About this task.
Copy out the data below, all of it, exactly.

[Items from a dataset]
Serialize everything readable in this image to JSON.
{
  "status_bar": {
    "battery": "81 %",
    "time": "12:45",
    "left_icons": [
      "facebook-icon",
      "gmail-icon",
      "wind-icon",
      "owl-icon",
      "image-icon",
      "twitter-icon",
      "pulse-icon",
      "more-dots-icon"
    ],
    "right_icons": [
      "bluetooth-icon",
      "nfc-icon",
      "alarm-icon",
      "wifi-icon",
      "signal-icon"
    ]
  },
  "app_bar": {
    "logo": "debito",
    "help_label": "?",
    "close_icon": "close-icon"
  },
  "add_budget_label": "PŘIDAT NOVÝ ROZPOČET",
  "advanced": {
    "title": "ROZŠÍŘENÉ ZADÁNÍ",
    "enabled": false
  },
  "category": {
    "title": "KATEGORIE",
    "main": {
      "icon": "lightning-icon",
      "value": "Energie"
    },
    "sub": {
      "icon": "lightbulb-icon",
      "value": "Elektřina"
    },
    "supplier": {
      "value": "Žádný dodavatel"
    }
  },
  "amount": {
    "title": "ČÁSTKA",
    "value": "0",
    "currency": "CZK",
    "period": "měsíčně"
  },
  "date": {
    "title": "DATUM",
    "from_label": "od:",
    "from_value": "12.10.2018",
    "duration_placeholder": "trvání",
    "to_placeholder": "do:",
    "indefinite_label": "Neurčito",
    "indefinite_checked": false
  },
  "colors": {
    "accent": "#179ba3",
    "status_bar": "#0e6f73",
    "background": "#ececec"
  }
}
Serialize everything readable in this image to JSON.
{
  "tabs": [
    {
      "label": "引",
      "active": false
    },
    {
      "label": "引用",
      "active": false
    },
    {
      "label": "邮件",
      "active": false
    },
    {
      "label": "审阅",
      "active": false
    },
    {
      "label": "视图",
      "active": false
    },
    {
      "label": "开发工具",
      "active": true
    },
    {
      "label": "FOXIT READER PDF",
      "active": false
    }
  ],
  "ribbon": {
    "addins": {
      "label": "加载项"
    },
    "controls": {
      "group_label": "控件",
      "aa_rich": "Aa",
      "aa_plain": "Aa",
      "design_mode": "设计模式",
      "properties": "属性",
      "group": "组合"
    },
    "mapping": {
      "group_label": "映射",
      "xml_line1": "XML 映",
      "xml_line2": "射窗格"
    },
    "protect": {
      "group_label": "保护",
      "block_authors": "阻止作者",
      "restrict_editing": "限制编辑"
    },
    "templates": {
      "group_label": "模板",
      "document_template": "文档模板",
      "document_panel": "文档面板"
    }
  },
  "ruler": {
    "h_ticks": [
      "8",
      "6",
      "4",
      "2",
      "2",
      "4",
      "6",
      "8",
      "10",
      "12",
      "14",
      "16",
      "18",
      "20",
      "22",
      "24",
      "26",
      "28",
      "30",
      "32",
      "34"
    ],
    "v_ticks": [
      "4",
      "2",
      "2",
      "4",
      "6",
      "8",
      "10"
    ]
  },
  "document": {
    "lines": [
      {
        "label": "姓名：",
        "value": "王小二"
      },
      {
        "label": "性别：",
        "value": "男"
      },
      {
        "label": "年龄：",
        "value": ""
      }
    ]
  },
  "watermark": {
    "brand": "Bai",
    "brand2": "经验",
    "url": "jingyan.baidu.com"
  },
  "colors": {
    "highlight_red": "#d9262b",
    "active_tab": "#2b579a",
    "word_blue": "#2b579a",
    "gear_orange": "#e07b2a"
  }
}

Result for this task.
Serialize everything readable in this image to JSON.
{
  "status_bar": {
    "battery": "81 %",
    "time": "12:45",
    "left_icons": [
      "facebook-icon",
      "gmail-icon",
      "wind-icon",
      "owl-icon",
      "image-icon",
      "twitter-icon",
      "pulse-icon",
      "more-dots-icon"
    ],
    "right_icons": [
      "bluetooth-icon",
      "nfc-icon",
      "alarm-icon",
      "wifi-icon",
      "signal-icon"
    ]
  },
  "app_bar": {
    "logo": "debito",
    "help_label": "?",
    "close_icon": "close-icon"
  },
  "add_budget_label": "PŘIDAT NOVÝ ROZPOČET",
  "advanced": {
    "title": "ROZŠÍŘENÉ ZADÁNÍ",
    "enabled": false
  },
  "category": {
    "title": "KATEGORIE",
    "main": {
      "icon": "lightning-icon",
      "value": "Energie"
    },
    "sub": {
      "icon": "lightbulb-icon",
      "value": "Elektřina"
    },
    "supplier": {
      "value": "Žádný dodavatel"
    }
  },
  "amount": {
    "title": "ČÁSTKA",
    "value": "0",
    "currency": "CZK",
    "period": "měsíčně"
  },
  "date": {
    "title": "DATUM",
    "from_label": "od:",
    "from_value": "12.10.2018",
    "duration_placeholder": "trvání",
    "to_placeholder": "do:",
    "indefinite_label": "Neurčito",
    "indefinite_checked": false
  },
  "colors": {
    "accent": "#179ba3",
    "status_bar": "#0e6f73",
    "background": "#ececec"
  }
}
Serialize everything readable in this image to JSON.
{
  "tabs": [
    {
      "label": "引",
      "active": false
    },
    {
      "label": "引用",
      "active": false
    },
    {
      "label": "邮件",
      "active": false
    },
    {
      "label": "审阅",
      "active": false
    },
    {
      "label": "视图",
      "active": false
    },
    {
      "label": "开发工具",
      "active": true
    },
    {
      "label": "FOXIT READER PDF",
      "active": false
    }
  ],
  "ribbon": {
    "addins": {
      "label": "加载项"
    },
    "controls": {
      "group_label": "控件",
      "aa_rich": "Aa",
      "aa_plain": "Aa",
      "design_mode": "设计模式",
      "properties": "属性",
      "group": "组合"
    },
    "mapping": {
      "group_label": "映射",
      "xml_line1": "XML 映",
      "xml_line2": "射窗格"
    },
    "protect": {
      "group_label": "保护",
      "block_authors": "阻止作者",
      "restrict_editing": "限制编辑"
    },
    "templates": {
      "group_label": "模板",
      "document_template": "文档模板",
      "document_panel": "文档面板"
    }
  },
  "ruler": {
    "h_ticks": [
      "8",
      "6",
      "4",
      "2",
      "2",
      "4",
      "6",
      "8",
      "10",
      "12",
      "14",
      "16",
      "18",
      "20",
      "22",
      "24",
      "26",
      "28",
      "30",
      "32",
      "34"
    ],
    "v_ticks": [
      "4",
      "2",
      "2",
      "4",
      "6",
      "8",
      "10"
    ]
  },
  "document": {
    "lines": [
      {
        "label": "姓名：",
        "value": "王小二"
      },
      {
        "label": "性别：",
        "value": "男"
      },
      {
        "label": "年龄：",
        "value": ""
      }
    ]
  },
  "watermark": {
    "brand": "Bai",
    "brand2": "经验",
    "url": "jingyan.baidu.com"
  },
  "colors": {
    "highlight_red": "#d9262b",
    "active_tab": "#2b579a",
    "word_blue": "#2b579a",
    "gear_orange": "#e07b2a"
  }
}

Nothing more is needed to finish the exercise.